Scottish Island Hopping

Scottish Island Hopping

Scottish Island Hopping 

Fairy pools on Isle of Skye


Waking up to a view of glistening turquoise sea, sandy beaches and a backdrop of jaw-dropping mountains are just a few reasons that the Scottish isles are such a popular campervan destination and perfect for Scottish Island Hopping.

Forget mini-breaks to the city, thousands of campers crave the remote islands off the coast of Scotland every single year. What better way to escape the strain of everyday life than ‘bagging’ an island? While you’re there, you might even bag a Munro or two as well.

It might surprise you to note that there are close to 800 islands off the coast of Scotland, some more famous ones, including Arran in the Firth of the Clyde, to lesser known ones such as Swona, one of the Orkney Islands.

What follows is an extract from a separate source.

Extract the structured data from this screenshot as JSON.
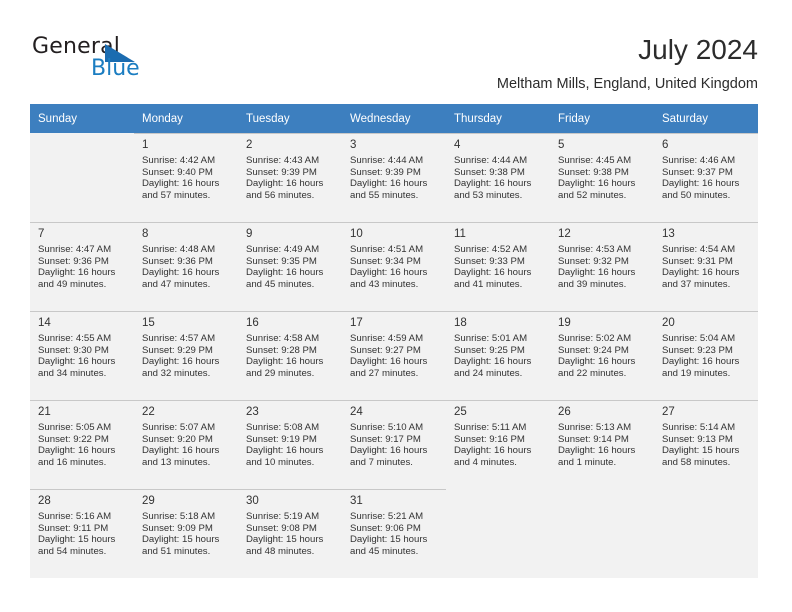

The islands are categorised into four main groups: Shetland, Orkney, Inner Hebrides and Outer Hebrides (western isles).  It’s not really possible to bag all 790 islands as only around 100 of them are populated and/or have the transport to get you there.


Shetland Islands in a Campervan


Shetland Islands

There are over 100 isles in Shetland spanning 100 miles of sea, from Fair Isle, which lies in the south, to the most northern island in Britain, Out Stack, which is closer to Norway than the Scottish capital. Just 15 of the Shetland Islands are populated, yet the attract thousands of tourists every single year.

The main draw is the abundant wildlife, beaches, hiking in the vast countryside and the culture, which is a delightful mix of Scottish and Scandinavian.

Getting there: You and your camper will need to make your way to Aberdeen and from there, catch the 12-13 hour overnight crossing with Northlink Ferries.

Skeld Caravan Site

Harbour View, Westerskeld, Skeld, Shetlands, ZE2 9NL

01595 860287

Open all year – £14 per night

Braewick Caravan Park

Eshaness, Shetlands, ZE2 9RS

01806 503345

Open all year – £14.50-£16 per night


Orkney Island, great Campervan location


Orkney Islands

Just off the north coast of Scotland is a group of around 70 islands, known as the Orkney Islands. There is a large population of over 20,000 people inhabiting Orkney, although most of them live on the ‘mainland’.

If you’re interested in Scottish history and archaeology, a trip to these islands is definitely for you, as over 1000 prehistoric sites have been identified, including a house dating from 3700BC and a number of shipwrecks from the war.

Getting there: Drive your camper up to one of the ferry ports: Aberdeen (6 hours), Scrabster (90 minutes), Gills Bay (1 hour) or Caitness (40 minutes).

John O’Groats Ferries Ltd 01955 611353

NorthLink Ferries 0845 6000449

Pentland Ferries 01856 831 226

Eviedale Cottages And Campsite           

Evie, Orkney Islands, KW17 2PJ

01856 751270

Open April to September – £POA

Pickaquoy Caravan And Camping Site

Pickaquoy Road, Kirkwall, Orkney Islands, KW15 1LR

01856 879900

Open April to October – £15.90-£20.50 per night


Inner Hebrides


Inner Hebrides

From the Isle of Islay right up to the Isle of Skye, the Inner Hebrides are off the west coast of Scotland. There are over 70 islands in the group, 36 of which are inhabited, but the most famous are Skye, Mull, Islay and Jura.

The Inner Hebrides offer visitors a rugged landscape filled with mystery and legends, but also a taste of Scotland, from Scotch whisky to oysters; you’ll find all sorts of delights here.

Getting there: Jump in your camper and head over to Oban, known as the ‘gateway to the isles’, before catching a ferry to either Mull, Tiree, Coll, Colonsay or Islay with Caledonian MacIntyre ferries.

 Crannich Holiday Caravans & Touring Site

Crannich Farm, Aros, Isle of Mull, PA72 6JP

01680 300495

Open May to November- £20 per night

Staffin Campsite

Staffin, Isle of Skye, IV51 9JX

01470 562213

Open April to October – £12 per night


The Outer Hebrides


Outer Hebrides

A large cluster of smaller islands off the west coast of Scotland makes up the Outer Hebrides. The landscape is very flat aside from Harris, which is well known for its mountains. You will that these isles are less touristy than the Inner Hebrides, and as such the inhabitants are very traditional with Gaelic widely spoken throughout.

Getting there: CalMac is the main operator for ferries over to the Outer Hebrides, which are accessed from Oban on the mainland. Alternatively, campers may wish to do a spot of ‘island hopping’ with a Hopscotch ticket.

Balranald Hebridean Holidays

Hougharry, Isle Of North Uist, Hebrides, HS6 5DL

01876 510304

Open April to October – £8-10 + £3 hookup

Lickisto Blackhouse Camping

1 Lickisto, Isle Of Harris, Hebrides, HS3 3EL

01859 530 485

Open March to October – £12pppn